Nondisclosure Obligations and Agreements
At the heart of it, an NDA includes a promise not to disclose confidential information. There are also other things that can be included in those agreements.
A company’s legal team should maintain non-disclosure agreements (NDA) to be provided for use in the following situations:
- Two-Way NDA. Covers mutual sharing of confidential information between a company and a third party. This imposes confidentiality obligations on both parties.
- One-Way NDA Out. Covers only disclosure of confidential information by a company to a third party. This imposes no confidentiality obligations on the company.
- One-Way NDA In. Covers receipt of confidential Information from a third party. This only imposes confidentiality obligations on the company. The third party is under no confidentiality obligations.
An NDA does not determine ownership of IP. NDAs are to be used for the purpose of protecting information at the stage where companies are determining whether to enter into a business relationship with another company. Because an NDA does not determine ownership of IP, no actual work (such as development work) should be undertaken under an NDA. Such work should be undertaken only after a definitive agreement which addresses IP ownership has been entered into.
Performing work under only an NDA leaves open the question of who owns the IP that arises out of that work.

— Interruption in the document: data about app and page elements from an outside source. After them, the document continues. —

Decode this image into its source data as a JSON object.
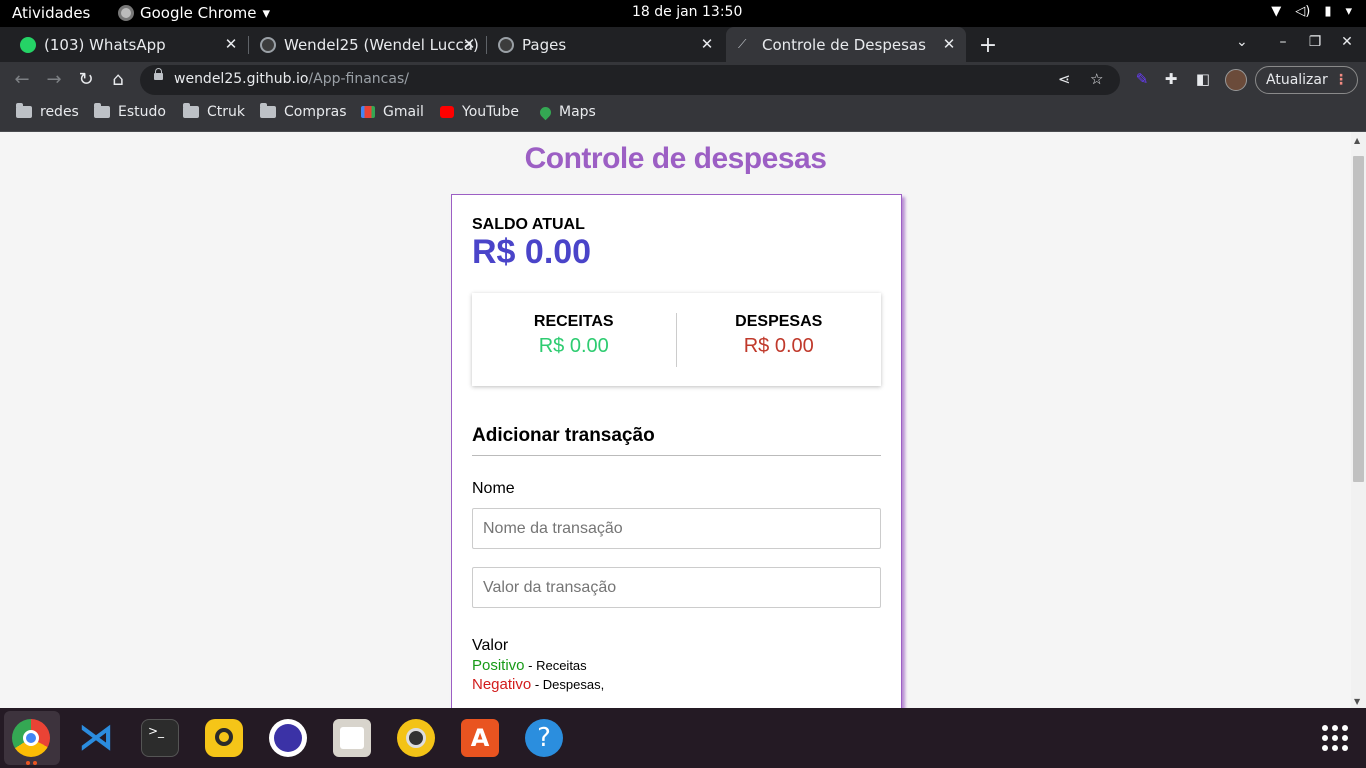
{
  "topbar": {
    "activities": "Atividades",
    "app_name": "Google Chrome",
    "clock": "18 de jan  13:50",
    "update_label": "Atualizar"
  },
  "tabs": [
    {
      "title": "(103) WhatsApp",
      "icon": "whatsapp-icon",
      "active": false
    },
    {
      "title": "Wendel25 (Wendel Lucca)",
      "icon": "github-icon",
      "active": false
    },
    {
      "title": "Pages",
      "icon": "github-icon",
      "active": false
    },
    {
      "title": "Controle de Despesas",
      "icon": "pen-icon",
      "active": true
    }
  ],
  "omnibox": {
    "host": "wendel25.github.io",
    "path": "/App-financas/"
  },
  "bookmarks": [
    {
      "label": "redes",
      "icon": "folder-icon"
    },
    {
      "label": "Estudo",
      "icon": "folder-icon"
    },
    {
      "label": "Ctruk",
      "icon": "folder-icon"
    },
    {
      "label": "Compras",
      "icon": "folder-icon"
    },
    {
      "label": "Gmail",
      "icon": "gmail-icon"
    },
    {
      "label": "YouTube",
      "icon": "youtube-icon"
    },
    {
      "label": "Maps",
      "icon": "maps-icon"
    }
  ],
  "page": {
    "title": "Controle de despesas",
    "saldo_label": "SALDO ATUAL",
    "saldo_value": "R$ 0.00",
    "receitas_label": "RECEITAS",
    "receitas_value": "R$ 0.00",
    "despesas_label": "DESPESAS",
    "despesas_value": "R$ 0.00",
    "add_title": "Adicionar transação",
    "nome_label": "Nome",
    "nome_placeholder": "Nome da transação",
    "valor_placeholder": "Valor da transação",
    "valor_label": "Valor",
    "positivo": "Positivo",
    "positivo_desc": " - Receitas",
    "negativo": "Negativo",
    "negativo_desc": " - Despesas,"
  },
  "colors": {
    "title_purple": "#9c5fc4",
    "saldo_blue": "#4a44c9",
    "receitas_green": "#2ecc71",
    "despesas_red": "#c0392b"
  },
  "dock": [
    "chrome-icon",
    "vscode-icon",
    "terminal-icon",
    "beekeeper-icon",
    "eclipse-icon",
    "files-icon",
    "rhythmbox-icon",
    "software-store-icon",
    "help-icon"
  ]
}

Consequently, a company may have to expend significant and unnecessary funds determining, and perhaps engaging in litigation, to determine ownership of that IP. When a company decides it wants to enter into a business relationship with another company, and before work commences in that relationship, a company’s legal team should be notified so that an agreement addressing IP ownership can be entered into with the other company.